.. it was the worst of years. I'm not referring to COVID, the war in Europe, the global economic crisis or the rise of autocracy. And I have been forbidden on pain of marital termination with extreme prejudice to breathe a word about the ship of fools pretending to govern Britaly, as The Economist is now calling the UK. I'm just exercising every Pom's birthright and whingeing about the weather. First a summer of bushfires, then three La Ninas in a row?
OK, let's get the worst bit over. 2020 had been hot, and sinisterly smoky. For all my early hopes the wine we made is Not Good Enough to be Terrible. We have decided not to release it. I toyed with a cadet label:
but the other members of the Coop said it was a stupid idea.
2021 was a wet year but the grapes didn't seem to mind and we're preparing to bottle what's looking like a pretty good vintage. But as the rain dripped on into 2022 I was getting nervous. We'd planted a couple of acres of Chardonnay for our neighbours, Marion and Grant McRostie and Jules and Russ Bryant, in 2019. This was to be our first crop. I didn't want to let them down.

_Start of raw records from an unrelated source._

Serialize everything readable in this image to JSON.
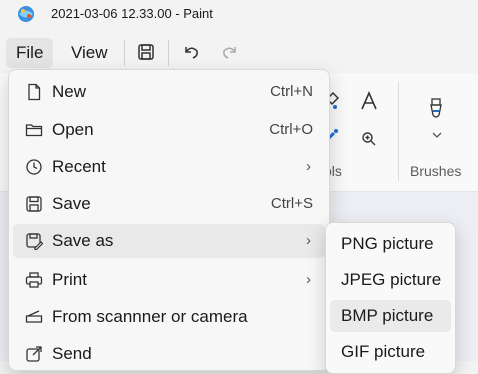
{
  "window": {
    "title": "2021-03-06 12.33.00 - Paint",
    "app_icon": "paint-app-icon"
  },
  "menubar": {
    "file_label": "File",
    "view_label": "View",
    "toolbar_icons": [
      "save-icon",
      "undo-icon",
      "redo-icon"
    ]
  },
  "ribbon": {
    "tools_label": "ols",
    "brushes_label": "Brushes",
    "icons": [
      "fill-icon",
      "text-icon",
      "color-picker-icon",
      "magnifier-icon",
      "brush-icon",
      "chevron-down-icon"
    ]
  },
  "file_menu": {
    "items": [
      {
        "label": "New",
        "shortcut": "Ctrl+N",
        "icon": "new-file-icon"
      },
      {
        "label": "Open",
        "shortcut": "Ctrl+O",
        "icon": "folder-icon"
      },
      {
        "label": "Recent",
        "shortcut": "",
        "icon": "clock-icon",
        "submenu": true
      },
      {
        "label": "Save",
        "shortcut": "Ctrl+S",
        "icon": "save-icon"
      },
      {
        "label": "Save as",
        "shortcut": "",
        "icon": "save-as-icon",
        "submenu": true,
        "active": true
      },
      {
        "label": "Print",
        "shortcut": "",
        "icon": "printer-icon",
        "submenu": true
      },
      {
        "label": "From scannner or camera",
        "shortcut": "",
        "icon": "scanner-icon"
      },
      {
        "label": "Send",
        "shortcut": "",
        "icon": "send-icon"
      }
    ],
    "chevron": "›"
  },
  "save_as_submenu": {
    "items": [
      "PNG picture",
      "JPEG picture",
      "BMP picture",
      "GIF picture"
    ],
    "hovered_index": 2
  }
}
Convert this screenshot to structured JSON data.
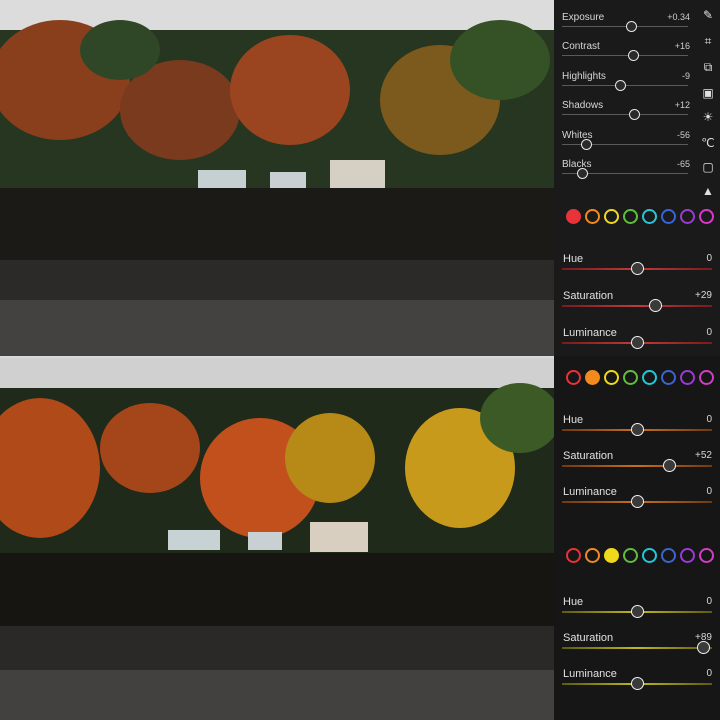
{
  "light_panel": {
    "sliders": [
      {
        "label": "Exposure",
        "value": "+0.34",
        "pos": 0.55
      },
      {
        "label": "Contrast",
        "value": "+16",
        "pos": 0.56
      },
      {
        "label": "Highlights",
        "value": "-9",
        "pos": 0.46
      },
      {
        "label": "Shadows",
        "value": "+12",
        "pos": 0.57
      },
      {
        "label": "Whites",
        "value": "-56",
        "pos": 0.19
      },
      {
        "label": "Blacks",
        "value": "-65",
        "pos": 0.16
      }
    ]
  },
  "tool_icons": [
    "brush-icon",
    "crop-icon",
    "layers-icon",
    "image-icon",
    "sun-icon",
    "thermometer-icon",
    "vignette-icon",
    "triangle-icon"
  ],
  "color_mixers": [
    {
      "selected_index": 0,
      "sliders": [
        {
          "label": "Hue",
          "value": "0",
          "pos": 0.5,
          "track": "red"
        },
        {
          "label": "Saturation",
          "value": "+29",
          "pos": 0.62,
          "track": "red"
        },
        {
          "label": "Luminance",
          "value": "0",
          "pos": 0.5,
          "track": "red"
        }
      ]
    },
    {
      "selected_index": 1,
      "sliders": [
        {
          "label": "Hue",
          "value": "0",
          "pos": 0.5,
          "track": "orange"
        },
        {
          "label": "Saturation",
          "value": "+52",
          "pos": 0.71,
          "track": "orange"
        },
        {
          "label": "Luminance",
          "value": "0",
          "pos": 0.5,
          "track": "orange"
        }
      ]
    },
    {
      "selected_index": 2,
      "sliders": [
        {
          "label": "Hue",
          "value": "0",
          "pos": 0.5,
          "track": "yellow"
        },
        {
          "label": "Saturation",
          "value": "+89",
          "pos": 0.94,
          "track": "yellow"
        },
        {
          "label": "Luminance",
          "value": "0",
          "pos": 0.5,
          "track": "yellow"
        }
      ]
    }
  ],
  "swatch_colors": [
    "#e8333a",
    "#f28a1e",
    "#f0d91c",
    "#5fbf3a",
    "#25c6d8",
    "#3a64d6",
    "#9b3ad6",
    "#d63ac8"
  ],
  "colors": {
    "accent": "#e8e8e8",
    "panel": "#161616"
  }
}
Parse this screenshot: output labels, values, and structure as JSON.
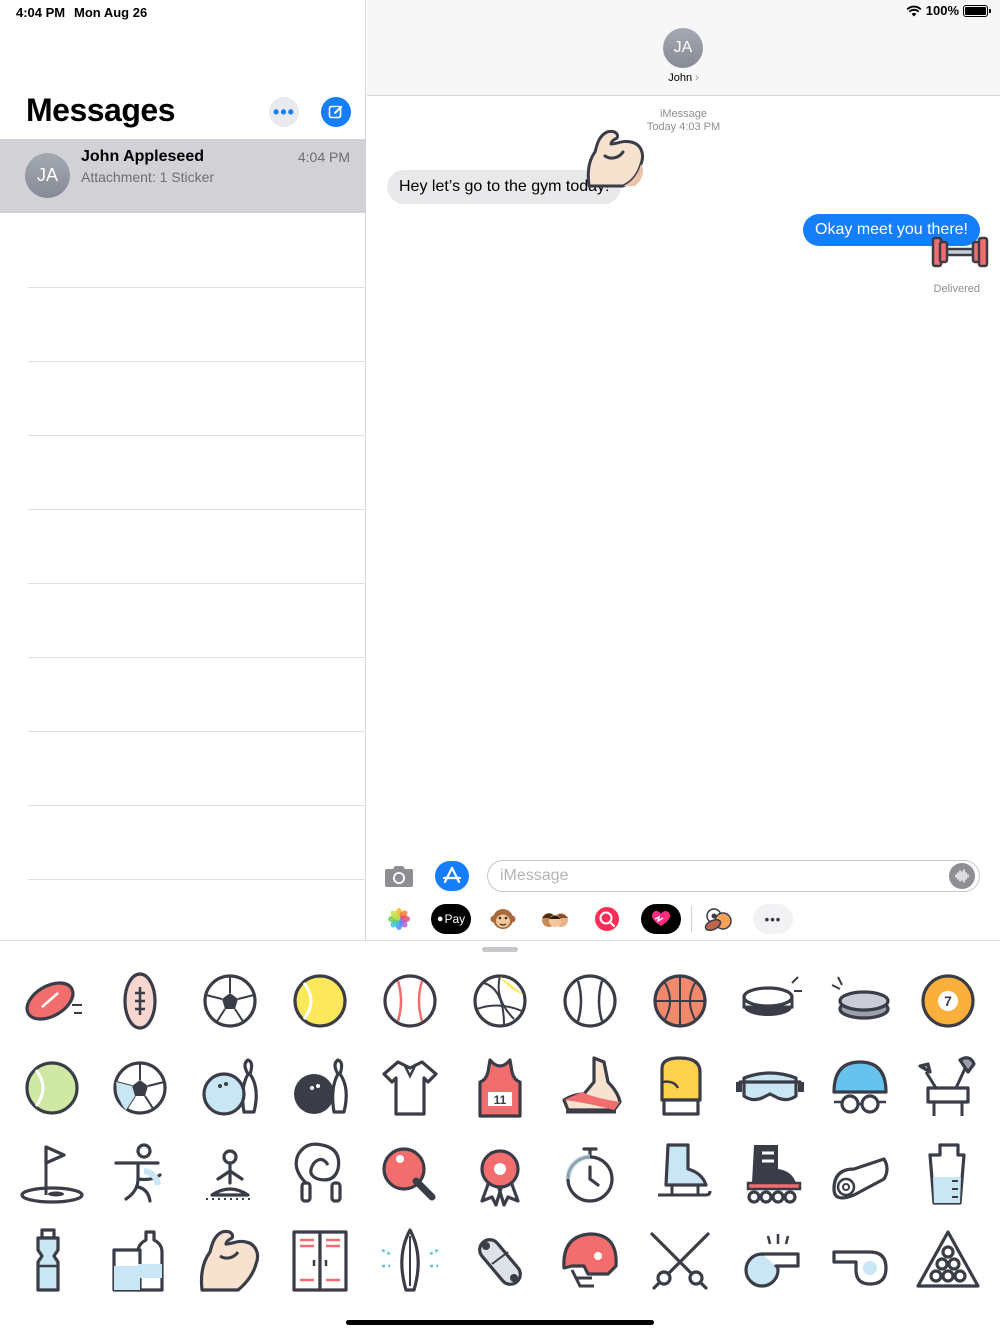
{
  "status_bar": {
    "time": "4:04 PM",
    "date": "Mon Aug 26",
    "battery": "100%"
  },
  "sidebar": {
    "title": "Messages",
    "more_icon": "ellipsis-icon",
    "compose_icon": "compose-icon",
    "conversations": [
      {
        "initials": "JA",
        "name": "John Appleseed",
        "time": "4:04 PM",
        "preview": "Attachment: 1 Sticker"
      }
    ]
  },
  "conversation": {
    "contact_initials": "JA",
    "contact_name": "John",
    "service": "iMessage",
    "timestamp": "Today 4:03 PM",
    "messages": [
      {
        "direction": "incoming",
        "text": "Hey let’s go to the gym today!",
        "sticker": "flexed-biceps-sticker"
      },
      {
        "direction": "outgoing",
        "text": "Okay meet you there!",
        "sticker": "dumbbell-sticker"
      }
    ],
    "delivered_label": "Delivered"
  },
  "input_bar": {
    "placeholder": "iMessage",
    "camera_icon": "camera-icon",
    "appstore_icon": "appstore-icon",
    "audio_icon": "waveform-icon"
  },
  "app_drawer": {
    "apps": [
      "photos",
      "apple-pay",
      "monkey-animoji",
      "memoji",
      "image-search",
      "digital-touch",
      "sports-stickers",
      "more-apps"
    ],
    "apple_pay_label": "Pay"
  },
  "stickers": {
    "row1": [
      "american-football",
      "rugby-ball",
      "soccer-ball",
      "tennis-ball",
      "baseball",
      "volleyball",
      "softball",
      "basketball",
      "hockey-puck",
      "hockey-puck-motion",
      "billiard-ball-7"
    ],
    "row2": [
      "tennis-ball-green",
      "soccer-ball-blue",
      "bowling-ball-pin-blue",
      "bowling-ball-pin-dark",
      "polo-shirt",
      "basketball-jersey-11",
      "running-shoe",
      "boxing-glove",
      "ski-goggles",
      "swim-cap-goggles",
      "golf-clubs-bag"
    ],
    "row3": [
      "golf-flag",
      "gymnast",
      "yoga-pose",
      "jump-rope",
      "ping-pong-paddle",
      "award-ribbon",
      "stopwatch",
      "ice-skate",
      "roller-skate",
      "yoga-mat",
      "shaker-bottle"
    ],
    "row4": [
      "water-bottle",
      "water-bottles",
      "flexed-biceps",
      "lockers",
      "surfboard",
      "skateboard",
      "football-helmet",
      "fencing-swords",
      "whistle",
      "whistle-alt",
      "billiard-rack"
    ],
    "jersey_number": "11",
    "billiard_number": "7",
    "colors": {
      "red": "#f26d6d",
      "yellow": "#fde85b",
      "blue": "#c9e6f5",
      "dark": "#3a3c47",
      "green": "#cfe8a4"
    }
  },
  "theme": {
    "accent": "#147efb",
    "selected_row": "#d1d1d6",
    "incoming_bubble": "#e9e9eb"
  }
}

I'd made Chardonnay before from grapes we'd bought, but I'd never been completely happy with it. This time there could be no excuses. Ripening was slow towards the end. In the third week in March we picked a bit under a tonne at 12.5% sugar, crushed whole bunches and cold settled the juice before barrel fermenting with no malo in two French barriques. All went well, though with the new barrels there was the constant risk of over-doing the oak and I had to keep a sharp eye on the wine's progress. Come bottling, I was quietly pleased with it, but it was not until we received this from James Halliday I dared to say it.
2022 Mount Terrible Chardonnay
This inaugural release is a triumph. Its purity, focus and length hasn't been achieved by cutting down every facet of the wine. It has all the inicia of cool-grown chardonnay, starting quietly but accelerating continuously to the intense, classic white peach and grapefruit duo on the long palate and lingering, fresh aftertaste. Only 45 dozen produced. 12.7% alc, screwcap. 97 points, drink to 2037.
As Sydney Carton might have said (if they hadn't chopped his head off): "It is a far, far better Chardonnay than I have ever made before." I only wish we had more of it. For purchase details for the Chardonnay and our most recent Pinot (95 pts) and Rose (94 pts)
please see www.mountterriblewines.com.au In a sneaky attempt to disguise the loss of our 2020 and eke out our dwindling supplies of the other vintages, in addition to the usual cases and half-cases, we have started offering pairs of wines in various combinations in wooden gift boxes.
FYI Mt Buggery (1,598 m) is real. Located NE of Jamieson in the Alpine National Park it was named in 1934 by a bushwalker, either because its terrain is difficult, or as a result of an encounter he had up there.